▸ **Records provided**:
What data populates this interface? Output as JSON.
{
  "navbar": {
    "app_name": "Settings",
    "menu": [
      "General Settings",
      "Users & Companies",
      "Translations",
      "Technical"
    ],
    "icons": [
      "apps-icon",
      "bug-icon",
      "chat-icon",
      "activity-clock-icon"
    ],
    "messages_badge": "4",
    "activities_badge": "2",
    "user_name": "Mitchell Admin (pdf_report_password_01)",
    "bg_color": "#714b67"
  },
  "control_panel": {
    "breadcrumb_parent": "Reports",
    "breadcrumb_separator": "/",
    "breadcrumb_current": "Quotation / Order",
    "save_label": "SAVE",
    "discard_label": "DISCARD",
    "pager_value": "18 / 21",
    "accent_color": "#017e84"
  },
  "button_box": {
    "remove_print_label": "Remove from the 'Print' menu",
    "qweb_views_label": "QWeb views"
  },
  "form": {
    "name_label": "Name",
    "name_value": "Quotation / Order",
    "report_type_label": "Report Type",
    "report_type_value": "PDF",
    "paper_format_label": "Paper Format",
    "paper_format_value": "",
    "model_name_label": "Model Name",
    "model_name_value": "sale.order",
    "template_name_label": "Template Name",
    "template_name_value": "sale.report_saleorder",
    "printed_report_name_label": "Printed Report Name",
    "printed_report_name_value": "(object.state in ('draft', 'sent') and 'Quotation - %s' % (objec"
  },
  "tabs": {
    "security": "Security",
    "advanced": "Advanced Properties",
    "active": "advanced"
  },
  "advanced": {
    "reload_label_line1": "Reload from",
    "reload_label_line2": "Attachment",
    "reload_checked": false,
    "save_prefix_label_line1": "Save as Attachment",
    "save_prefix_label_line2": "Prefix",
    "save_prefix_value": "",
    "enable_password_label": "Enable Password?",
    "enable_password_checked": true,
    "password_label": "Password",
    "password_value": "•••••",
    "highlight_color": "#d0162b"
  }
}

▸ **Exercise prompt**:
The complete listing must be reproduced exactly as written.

▸ **Answer below**:
What data populates this interface? Output as JSON.
{
  "navbar": {
    "app_name": "Settings",
    "menu": [
      "General Settings",
      "Users & Companies",
      "Translations",
      "Technical"
    ],
    "icons": [
      "apps-icon",
      "bug-icon",
      "chat-icon",
      "activity-clock-icon"
    ],
    "messages_badge": "4",
    "activities_badge": "2",
    "user_name": "Mitchell Admin (pdf_report_password_01)",
    "bg_color": "#714b67"
  },
  "control_panel": {
    "breadcrumb_parent": "Reports",
    "breadcrumb_separator": "/",
    "breadcrumb_current": "Quotation / Order",
    "save_label": "SAVE",
    "discard_label": "DISCARD",
    "pager_value": "18 / 21",
    "accent_color": "#017e84"
  },
  "button_box": {
    "remove_print_label": "Remove from the 'Print' menu",
    "qweb_views_label": "QWeb views"
  },
  "form": {
    "name_label": "Name",
    "name_value": "Quotation / Order",
    "report_type_label": "Report Type",
    "report_type_value": "PDF",
    "paper_format_label": "Paper Format",
    "paper_format_value": "",
    "model_name_label": "Model Name",
    "model_name_value": "sale.order",
    "template_name_label": "Template Name",
    "template_name_value": "sale.report_saleorder",
    "printed_report_name_label": "Printed Report Name",
    "printed_report_name_value": "(object.state in ('draft', 'sent') and 'Quotation - %s' % (objec"
  },
  "tabs": {
    "security": "Security",
    "advanced": "Advanced Properties",
    "active": "advanced"
  },
  "advanced": {
    "reload_label_line1": "Reload from",
    "reload_label_line2": "Attachment",
    "reload_checked": false,
    "save_prefix_label_line1": "Save as Attachment",
    "save_prefix_label_line2": "Prefix",
    "save_prefix_value": "",
    "enable_password_label": "Enable Password?",
    "enable_password_checked": true,
    "password_label": "Password",
    "password_value": "•••••",
    "highlight_color": "#d0162b"
  }
}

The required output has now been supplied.